— INFORMATION GIVEN —
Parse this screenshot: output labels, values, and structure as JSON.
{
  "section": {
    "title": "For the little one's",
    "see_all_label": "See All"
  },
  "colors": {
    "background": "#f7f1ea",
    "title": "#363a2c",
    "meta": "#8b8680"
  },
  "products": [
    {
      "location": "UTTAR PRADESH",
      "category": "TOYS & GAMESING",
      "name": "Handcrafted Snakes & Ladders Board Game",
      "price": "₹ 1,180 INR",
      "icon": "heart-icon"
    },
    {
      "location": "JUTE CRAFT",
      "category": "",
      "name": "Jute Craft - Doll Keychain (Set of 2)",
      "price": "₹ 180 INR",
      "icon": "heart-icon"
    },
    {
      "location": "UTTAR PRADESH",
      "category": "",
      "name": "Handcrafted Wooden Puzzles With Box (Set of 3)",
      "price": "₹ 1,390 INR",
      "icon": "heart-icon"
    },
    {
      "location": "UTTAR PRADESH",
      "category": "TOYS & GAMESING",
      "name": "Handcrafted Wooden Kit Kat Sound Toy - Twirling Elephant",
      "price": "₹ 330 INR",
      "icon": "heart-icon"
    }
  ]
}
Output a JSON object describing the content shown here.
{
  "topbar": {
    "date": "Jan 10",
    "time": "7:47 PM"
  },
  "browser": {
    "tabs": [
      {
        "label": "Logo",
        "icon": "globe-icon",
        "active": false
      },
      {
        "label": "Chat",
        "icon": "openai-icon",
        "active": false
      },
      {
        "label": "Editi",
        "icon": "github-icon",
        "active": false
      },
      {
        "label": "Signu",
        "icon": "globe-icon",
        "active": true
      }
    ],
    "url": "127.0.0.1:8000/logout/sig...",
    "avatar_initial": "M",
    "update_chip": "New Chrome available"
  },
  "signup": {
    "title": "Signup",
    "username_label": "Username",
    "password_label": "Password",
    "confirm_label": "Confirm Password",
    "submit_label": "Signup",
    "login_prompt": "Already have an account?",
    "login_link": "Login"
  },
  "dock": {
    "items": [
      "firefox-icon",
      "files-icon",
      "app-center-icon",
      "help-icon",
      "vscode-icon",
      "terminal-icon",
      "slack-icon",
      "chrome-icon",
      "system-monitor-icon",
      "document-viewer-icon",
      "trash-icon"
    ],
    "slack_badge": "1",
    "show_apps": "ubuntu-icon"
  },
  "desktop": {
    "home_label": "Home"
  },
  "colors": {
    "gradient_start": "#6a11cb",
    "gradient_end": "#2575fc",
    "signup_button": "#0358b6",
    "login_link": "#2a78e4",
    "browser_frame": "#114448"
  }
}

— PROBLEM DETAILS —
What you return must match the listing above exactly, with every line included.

— RESULT OF THE EXERCISE —
Parse this screenshot: output labels, values, and structure as JSON.
{
  "section": {
    "title": "For the little one's",
    "see_all_label": "See All"
  },
  "colors": {
    "background": "#f7f1ea",
    "title": "#363a2c",
    "meta": "#8b8680"
  },
  "products": [
    {
      "location": "UTTAR PRADESH",
      "category": "TOYS & GAMESING",
      "name": "Handcrafted Snakes & Ladders Board Game",
      "price": "₹ 1,180 INR",
      "icon": "heart-icon"
    },
    {
      "location": "JUTE CRAFT",
      "category": "",
      "name": "Jute Craft - Doll Keychain (Set of 2)",
      "price": "₹ 180 INR",
      "icon": "heart-icon"
    },
    {
      "location": "UTTAR PRADESH",
      "category": "",
      "name": "Handcrafted Wooden Puzzles With Box (Set of 3)",
      "price": "₹ 1,390 INR",
      "icon": "heart-icon"
    },
    {
      "location": "UTTAR PRADESH",
      "category": "TOYS & GAMESING",
      "name": "Handcrafted Wooden Kit Kat Sound Toy - Twirling Elephant",
      "price": "₹ 330 INR",
      "icon": "heart-icon"
    }
  ]
}
Output a JSON object describing the content shown here.
{
  "topbar": {
    "date": "Jan 10",
    "time": "7:47 PM"
  },
  "browser": {
    "tabs": [
      {
        "label": "Logo",
        "icon": "globe-icon",
        "active": false
      },
      {
        "label": "Chat",
        "icon": "openai-icon",
        "active": false
      },
      {
        "label": "Editi",
        "icon": "github-icon",
        "active": false
      },
      {
        "label": "Signu",
        "icon": "globe-icon",
        "active": true
      }
    ],
    "url": "127.0.0.1:8000/logout/sig...",
    "avatar_initial": "M",
    "update_chip": "New Chrome available"
  },
  "signup": {
    "title": "Signup",
    "username_label": "Username",
    "password_label": "Password",
    "confirm_label": "Confirm Password",
    "submit_label": "Signup",
    "login_prompt": "Already have an account?",
    "login_link": "Login"
  },
  "dock": {
    "items": [
      "firefox-icon",
      "files-icon",
      "app-center-icon",
      "help-icon",
      "vscode-icon",
      "terminal-icon",
      "slack-icon",
      "chrome-icon",
      "system-monitor-icon",
      "document-viewer-icon",
      "trash-icon"
    ],
    "slack_badge": "1",
    "show_apps": "ubuntu-icon"
  },
  "desktop": {
    "home_label": "Home"
  },
  "colors": {
    "gradient_start": "#6a11cb",
    "gradient_end": "#2575fc",
    "signup_button": "#0358b6",
    "login_link": "#2a78e4",
    "browser_frame": "#114448"
  }
}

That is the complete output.